The Simons Institute for the Theory of Computing has received a $300,000 grant from the UC Noyce Initiative to hold a research program on Cryptography...
Greetings from Berkeley. With the holidays approaching, the final workshops of each of the fall semester programs are upon us, with the workshop on...
Greetings from Berkeley. With the holidays approaching, the final workshops of each of the fall semester programs are upon us, with the workshop on Logic and Algebra for Query Evaluation taking place this week, and a workshop on Optimization and Algorithm Design scheduled for the week after Thanksgiving.
In his presentation in our Theoretically Speaking public lecture series, Leonardo de Moura (AWS) described the Lean proof assistant's contributions to the mathematical domain, its extensive mathematical library encapsulating over a million lines of formalized mathematics, its pivotal role in cutting-edge mathematical endeavors such as the Liquid Tensor Experiment, its impact on mathematical education, and its role in AI for mathematics.
In the opening talk from the Simons Institute’s recent workshop on Online and Matching-Based Market Design, Paul Milgrom (Stanford) introduced fast approximation algorithms for the knapsack problem that have no confirming negative externalities, and guarantee close to 100% for both allocation and investment.
In her Richard M. Karp Distinguished Lecture, Monika Henzinger (Institute of Science and Technology Austria) surveyed the state of the art in dynamic graph algorithms, the different algorithmic techniques developed for them, and all the questions in the field that still await an answer.
The Simons Institute for the Theory of Computing has received a $300,000 grant from the UC Noyce Initiative to hold a research program on Cryptography in Summer 2025, and a Department of Energy sub-award of $1.2 million in support of the Institute’s Research Pod in Quantum Computing.
The theorem goes by many names, as researchers have discovered and rediscovered it in different contexts. Some call it the experts’ theorem: for example, given two recommendations from two experts to buy two different stocks, the theorem lays out a method to combine the two recommendations that will perform almost as well as the best of these two experts. For this story, we will call it Blackwell’s approachability theorem — to highlight David Blackwell, the UC Berkeley mathematician who proved it and published it in 1956.

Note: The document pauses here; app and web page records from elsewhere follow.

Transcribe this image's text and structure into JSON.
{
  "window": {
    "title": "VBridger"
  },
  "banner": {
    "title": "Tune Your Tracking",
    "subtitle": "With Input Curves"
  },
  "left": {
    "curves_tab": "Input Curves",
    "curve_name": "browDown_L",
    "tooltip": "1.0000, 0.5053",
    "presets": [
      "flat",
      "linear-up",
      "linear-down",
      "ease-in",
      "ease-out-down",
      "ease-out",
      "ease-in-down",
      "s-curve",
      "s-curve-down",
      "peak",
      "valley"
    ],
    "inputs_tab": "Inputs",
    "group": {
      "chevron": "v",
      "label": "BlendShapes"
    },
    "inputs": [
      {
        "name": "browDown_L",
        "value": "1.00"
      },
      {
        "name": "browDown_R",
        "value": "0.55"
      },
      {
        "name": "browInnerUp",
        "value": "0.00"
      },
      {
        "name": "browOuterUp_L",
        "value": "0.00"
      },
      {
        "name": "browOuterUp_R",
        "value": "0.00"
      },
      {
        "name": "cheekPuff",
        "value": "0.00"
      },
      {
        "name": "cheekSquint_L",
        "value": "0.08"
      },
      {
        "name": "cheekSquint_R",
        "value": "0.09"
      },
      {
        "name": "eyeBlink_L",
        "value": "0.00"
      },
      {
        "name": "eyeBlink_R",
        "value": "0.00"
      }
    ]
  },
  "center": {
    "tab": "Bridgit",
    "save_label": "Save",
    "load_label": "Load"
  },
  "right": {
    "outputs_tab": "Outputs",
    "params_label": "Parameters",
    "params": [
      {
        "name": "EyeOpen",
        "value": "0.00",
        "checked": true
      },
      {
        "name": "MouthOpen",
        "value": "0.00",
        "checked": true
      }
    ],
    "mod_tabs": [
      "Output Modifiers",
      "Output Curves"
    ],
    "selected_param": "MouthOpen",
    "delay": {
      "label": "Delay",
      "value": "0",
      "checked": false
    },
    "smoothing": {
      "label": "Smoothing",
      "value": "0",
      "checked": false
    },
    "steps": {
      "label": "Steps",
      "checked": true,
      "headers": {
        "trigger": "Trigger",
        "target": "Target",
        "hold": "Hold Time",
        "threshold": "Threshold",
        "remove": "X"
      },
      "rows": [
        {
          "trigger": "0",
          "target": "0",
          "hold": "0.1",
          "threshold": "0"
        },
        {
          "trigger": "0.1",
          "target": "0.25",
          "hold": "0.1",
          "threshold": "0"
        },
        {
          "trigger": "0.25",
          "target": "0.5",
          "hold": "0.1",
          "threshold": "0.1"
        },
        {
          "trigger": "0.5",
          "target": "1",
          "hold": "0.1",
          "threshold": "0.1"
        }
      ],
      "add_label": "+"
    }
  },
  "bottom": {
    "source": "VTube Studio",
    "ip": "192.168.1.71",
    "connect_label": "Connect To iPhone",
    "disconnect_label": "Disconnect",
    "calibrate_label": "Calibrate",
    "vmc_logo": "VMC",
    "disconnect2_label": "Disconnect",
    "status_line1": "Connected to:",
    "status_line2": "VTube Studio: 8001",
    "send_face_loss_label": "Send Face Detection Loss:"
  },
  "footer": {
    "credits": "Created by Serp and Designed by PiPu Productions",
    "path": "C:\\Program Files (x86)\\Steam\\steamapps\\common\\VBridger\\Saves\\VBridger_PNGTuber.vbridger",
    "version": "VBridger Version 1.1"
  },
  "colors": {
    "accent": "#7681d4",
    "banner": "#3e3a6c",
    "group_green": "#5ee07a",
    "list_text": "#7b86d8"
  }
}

Simons Foundation International (SFI) has awarded a $25 million matching pledge to the Simons Institute for the Theory of Computing at the University of California, Berkeley, to build an ongoing stream of philanthropic revenue that will support the mission and research of the Institute.
Greetings from Berkeley. At the Simons Institute, we are halfway through a vibrant semester of research and discovery. At the same time, like many of you, I am troubled and deeply saddened this week by the news of the enormous suffering and loss of life in Israel and Gaza. The series of devastating earthquakes in Afghanistan is also heartwrenching. I’m pleased to share news from the Institute with you, but must also acknowledge that all this is happening amidst a lot of turmoil elsewhere in the world.
Is ingesting in-copyright works posted on the open internet as training data for building large language models copyright infringement or not? The stakes for this nascent industry and for researchers in the resolution of this issue could not be greater. Presented by Pamela Samuelson (Berkeley Law) as part of the Simons Institute’s workshop on Large Language Models and Transformers.
On the first day of the workshop on Large Language Models and Transformers, Alexei Efros (UC Berkeley) moderated a panel that addressed a range of topics, including the future of LLMs, memorization vs. generalization, and novelty and creativity. Featuring Sanjeev Arora (Princeton University), Chris Manning (Stanford), Yejin Choi (University of Washington), Ilya Sutskever (OpenAI), and Yin Tat Lee (University of Washington and Microsoft Research).